> [Work required]:
Taking the records below, count the lines in which "rotationwatcher" appears and supply only the count.

____ Records provided

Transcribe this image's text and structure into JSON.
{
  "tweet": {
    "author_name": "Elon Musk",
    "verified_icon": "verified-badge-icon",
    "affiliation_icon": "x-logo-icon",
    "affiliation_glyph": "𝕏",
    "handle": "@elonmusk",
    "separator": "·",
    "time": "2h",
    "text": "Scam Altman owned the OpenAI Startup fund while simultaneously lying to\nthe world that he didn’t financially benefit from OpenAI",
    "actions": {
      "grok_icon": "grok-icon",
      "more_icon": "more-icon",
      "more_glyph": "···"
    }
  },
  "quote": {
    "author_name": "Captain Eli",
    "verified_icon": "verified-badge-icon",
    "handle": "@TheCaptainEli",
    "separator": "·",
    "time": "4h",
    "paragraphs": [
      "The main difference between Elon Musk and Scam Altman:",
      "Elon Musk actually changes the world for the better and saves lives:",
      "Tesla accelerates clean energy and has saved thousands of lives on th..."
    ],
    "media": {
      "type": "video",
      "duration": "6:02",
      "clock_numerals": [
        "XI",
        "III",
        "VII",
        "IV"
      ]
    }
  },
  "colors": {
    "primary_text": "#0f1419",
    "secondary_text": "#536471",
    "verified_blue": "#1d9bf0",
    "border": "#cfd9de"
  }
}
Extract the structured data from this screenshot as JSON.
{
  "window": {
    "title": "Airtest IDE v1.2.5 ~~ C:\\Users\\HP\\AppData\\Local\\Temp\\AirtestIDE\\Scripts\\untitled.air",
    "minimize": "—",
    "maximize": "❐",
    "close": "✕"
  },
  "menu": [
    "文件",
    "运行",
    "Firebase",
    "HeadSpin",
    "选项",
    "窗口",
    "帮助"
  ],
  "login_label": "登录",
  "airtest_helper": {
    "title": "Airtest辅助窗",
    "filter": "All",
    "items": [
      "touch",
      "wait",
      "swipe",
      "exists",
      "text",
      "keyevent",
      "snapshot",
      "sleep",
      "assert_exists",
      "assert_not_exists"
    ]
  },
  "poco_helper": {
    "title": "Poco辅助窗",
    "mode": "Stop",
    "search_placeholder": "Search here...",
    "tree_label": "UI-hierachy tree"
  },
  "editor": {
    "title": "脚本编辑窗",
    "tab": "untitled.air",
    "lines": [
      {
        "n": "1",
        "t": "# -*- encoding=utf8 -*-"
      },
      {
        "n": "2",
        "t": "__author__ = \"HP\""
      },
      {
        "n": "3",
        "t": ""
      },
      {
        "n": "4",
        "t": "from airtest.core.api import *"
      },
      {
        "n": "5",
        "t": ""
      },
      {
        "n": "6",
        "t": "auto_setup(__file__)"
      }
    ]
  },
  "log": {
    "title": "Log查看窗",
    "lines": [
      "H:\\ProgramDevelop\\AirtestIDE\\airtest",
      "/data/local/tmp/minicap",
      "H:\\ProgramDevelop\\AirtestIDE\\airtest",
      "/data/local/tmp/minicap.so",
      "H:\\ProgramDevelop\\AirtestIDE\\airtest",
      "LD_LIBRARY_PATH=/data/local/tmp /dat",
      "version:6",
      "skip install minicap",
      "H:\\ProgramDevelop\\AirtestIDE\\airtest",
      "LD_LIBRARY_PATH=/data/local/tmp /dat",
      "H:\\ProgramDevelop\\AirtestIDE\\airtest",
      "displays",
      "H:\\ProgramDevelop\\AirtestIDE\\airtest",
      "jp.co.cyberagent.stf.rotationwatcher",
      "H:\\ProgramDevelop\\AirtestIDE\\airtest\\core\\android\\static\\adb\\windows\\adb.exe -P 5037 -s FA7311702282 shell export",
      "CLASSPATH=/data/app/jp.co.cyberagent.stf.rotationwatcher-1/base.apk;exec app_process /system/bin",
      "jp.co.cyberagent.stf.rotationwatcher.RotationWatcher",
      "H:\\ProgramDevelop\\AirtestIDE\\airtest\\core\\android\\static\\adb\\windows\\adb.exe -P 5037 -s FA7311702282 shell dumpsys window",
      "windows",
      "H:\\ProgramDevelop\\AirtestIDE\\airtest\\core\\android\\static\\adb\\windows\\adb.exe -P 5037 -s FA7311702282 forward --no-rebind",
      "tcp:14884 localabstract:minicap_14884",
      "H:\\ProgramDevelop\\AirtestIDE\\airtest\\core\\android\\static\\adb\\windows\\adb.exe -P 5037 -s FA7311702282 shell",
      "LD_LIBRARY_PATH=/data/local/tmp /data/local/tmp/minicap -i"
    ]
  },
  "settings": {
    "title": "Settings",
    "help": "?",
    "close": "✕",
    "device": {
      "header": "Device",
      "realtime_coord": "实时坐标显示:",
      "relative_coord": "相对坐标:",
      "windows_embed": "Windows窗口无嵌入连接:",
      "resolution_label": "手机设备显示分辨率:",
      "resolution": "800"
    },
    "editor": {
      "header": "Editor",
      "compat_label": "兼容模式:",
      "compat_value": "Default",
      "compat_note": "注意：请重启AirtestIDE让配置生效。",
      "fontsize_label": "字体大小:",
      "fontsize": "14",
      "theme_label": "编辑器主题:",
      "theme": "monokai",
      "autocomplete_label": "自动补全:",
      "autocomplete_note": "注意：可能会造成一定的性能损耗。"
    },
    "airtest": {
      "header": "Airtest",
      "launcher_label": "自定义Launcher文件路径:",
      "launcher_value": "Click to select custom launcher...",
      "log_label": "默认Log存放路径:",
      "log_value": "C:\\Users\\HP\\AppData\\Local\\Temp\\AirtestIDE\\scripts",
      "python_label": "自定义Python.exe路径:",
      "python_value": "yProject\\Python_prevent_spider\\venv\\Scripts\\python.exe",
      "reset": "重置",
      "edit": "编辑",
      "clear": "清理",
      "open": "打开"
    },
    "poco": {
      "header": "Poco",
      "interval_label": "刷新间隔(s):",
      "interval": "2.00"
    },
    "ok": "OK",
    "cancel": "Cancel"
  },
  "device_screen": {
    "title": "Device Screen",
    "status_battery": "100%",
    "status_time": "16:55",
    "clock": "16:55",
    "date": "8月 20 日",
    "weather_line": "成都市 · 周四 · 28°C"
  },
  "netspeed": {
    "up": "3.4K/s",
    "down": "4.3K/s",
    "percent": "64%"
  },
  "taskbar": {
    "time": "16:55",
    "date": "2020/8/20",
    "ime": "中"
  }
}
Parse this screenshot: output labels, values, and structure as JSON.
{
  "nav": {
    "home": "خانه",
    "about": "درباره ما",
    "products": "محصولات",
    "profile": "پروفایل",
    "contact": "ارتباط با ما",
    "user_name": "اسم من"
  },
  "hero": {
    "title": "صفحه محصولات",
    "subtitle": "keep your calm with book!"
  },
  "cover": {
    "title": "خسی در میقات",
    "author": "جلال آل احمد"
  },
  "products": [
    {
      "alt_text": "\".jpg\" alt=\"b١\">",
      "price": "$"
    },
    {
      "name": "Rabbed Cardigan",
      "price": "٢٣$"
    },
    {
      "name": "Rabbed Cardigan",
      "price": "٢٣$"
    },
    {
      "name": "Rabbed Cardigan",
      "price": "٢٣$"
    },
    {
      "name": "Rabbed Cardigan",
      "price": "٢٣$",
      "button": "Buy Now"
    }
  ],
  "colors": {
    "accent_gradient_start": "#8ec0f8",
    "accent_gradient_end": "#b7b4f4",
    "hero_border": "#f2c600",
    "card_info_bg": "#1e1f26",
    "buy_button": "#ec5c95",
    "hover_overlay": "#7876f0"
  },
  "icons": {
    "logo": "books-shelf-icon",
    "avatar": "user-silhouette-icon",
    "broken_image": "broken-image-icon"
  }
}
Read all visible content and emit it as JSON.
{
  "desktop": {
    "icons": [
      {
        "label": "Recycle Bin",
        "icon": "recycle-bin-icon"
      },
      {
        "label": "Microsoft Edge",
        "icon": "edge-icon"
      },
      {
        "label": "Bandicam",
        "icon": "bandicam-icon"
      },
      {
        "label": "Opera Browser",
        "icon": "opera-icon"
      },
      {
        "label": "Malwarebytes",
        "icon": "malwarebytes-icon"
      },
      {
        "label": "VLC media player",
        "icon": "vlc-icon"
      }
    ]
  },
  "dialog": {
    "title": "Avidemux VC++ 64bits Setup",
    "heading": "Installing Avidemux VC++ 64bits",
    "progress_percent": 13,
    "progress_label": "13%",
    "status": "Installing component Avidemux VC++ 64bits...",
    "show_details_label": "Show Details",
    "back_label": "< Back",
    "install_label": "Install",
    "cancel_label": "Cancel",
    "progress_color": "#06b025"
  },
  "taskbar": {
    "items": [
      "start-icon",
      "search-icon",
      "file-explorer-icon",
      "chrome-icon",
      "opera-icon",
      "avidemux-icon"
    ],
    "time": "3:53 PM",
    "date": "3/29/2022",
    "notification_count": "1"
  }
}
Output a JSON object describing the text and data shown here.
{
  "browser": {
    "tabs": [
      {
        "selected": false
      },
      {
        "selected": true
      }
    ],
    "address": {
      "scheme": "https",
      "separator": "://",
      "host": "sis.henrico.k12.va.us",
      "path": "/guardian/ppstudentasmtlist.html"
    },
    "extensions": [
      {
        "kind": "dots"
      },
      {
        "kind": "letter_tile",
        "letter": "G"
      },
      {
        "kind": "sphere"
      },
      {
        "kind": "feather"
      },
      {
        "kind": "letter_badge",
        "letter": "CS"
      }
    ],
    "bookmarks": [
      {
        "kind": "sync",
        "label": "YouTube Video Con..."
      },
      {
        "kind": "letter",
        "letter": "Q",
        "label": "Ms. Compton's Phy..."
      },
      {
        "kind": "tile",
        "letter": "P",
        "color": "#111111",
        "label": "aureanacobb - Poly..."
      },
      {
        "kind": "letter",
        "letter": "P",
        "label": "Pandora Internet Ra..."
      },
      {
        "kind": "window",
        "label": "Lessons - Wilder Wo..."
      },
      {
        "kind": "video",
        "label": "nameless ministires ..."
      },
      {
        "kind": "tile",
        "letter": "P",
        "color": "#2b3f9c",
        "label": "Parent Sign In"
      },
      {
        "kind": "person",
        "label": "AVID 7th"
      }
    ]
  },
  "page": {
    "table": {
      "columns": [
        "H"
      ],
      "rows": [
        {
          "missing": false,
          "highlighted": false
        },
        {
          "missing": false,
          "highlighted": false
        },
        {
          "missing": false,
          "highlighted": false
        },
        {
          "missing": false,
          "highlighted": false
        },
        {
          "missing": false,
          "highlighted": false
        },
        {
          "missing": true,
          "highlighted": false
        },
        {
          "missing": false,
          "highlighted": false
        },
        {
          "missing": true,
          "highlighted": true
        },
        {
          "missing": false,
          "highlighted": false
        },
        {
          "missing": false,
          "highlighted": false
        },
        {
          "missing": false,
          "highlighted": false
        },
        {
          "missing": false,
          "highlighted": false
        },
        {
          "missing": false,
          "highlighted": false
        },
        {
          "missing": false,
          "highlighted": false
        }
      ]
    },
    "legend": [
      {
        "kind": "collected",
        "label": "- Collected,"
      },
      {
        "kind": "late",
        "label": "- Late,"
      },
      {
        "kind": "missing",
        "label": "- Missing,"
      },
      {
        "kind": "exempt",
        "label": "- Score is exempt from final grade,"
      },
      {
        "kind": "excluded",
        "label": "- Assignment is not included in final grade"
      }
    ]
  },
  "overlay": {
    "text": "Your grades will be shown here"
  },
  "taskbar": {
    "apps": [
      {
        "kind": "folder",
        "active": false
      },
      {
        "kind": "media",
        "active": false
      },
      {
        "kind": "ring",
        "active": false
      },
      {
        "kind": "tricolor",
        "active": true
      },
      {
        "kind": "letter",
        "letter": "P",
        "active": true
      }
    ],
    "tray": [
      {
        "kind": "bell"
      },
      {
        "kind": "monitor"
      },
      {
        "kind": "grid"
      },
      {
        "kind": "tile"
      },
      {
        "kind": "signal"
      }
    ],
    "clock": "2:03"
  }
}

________

> [Problem solution]:
3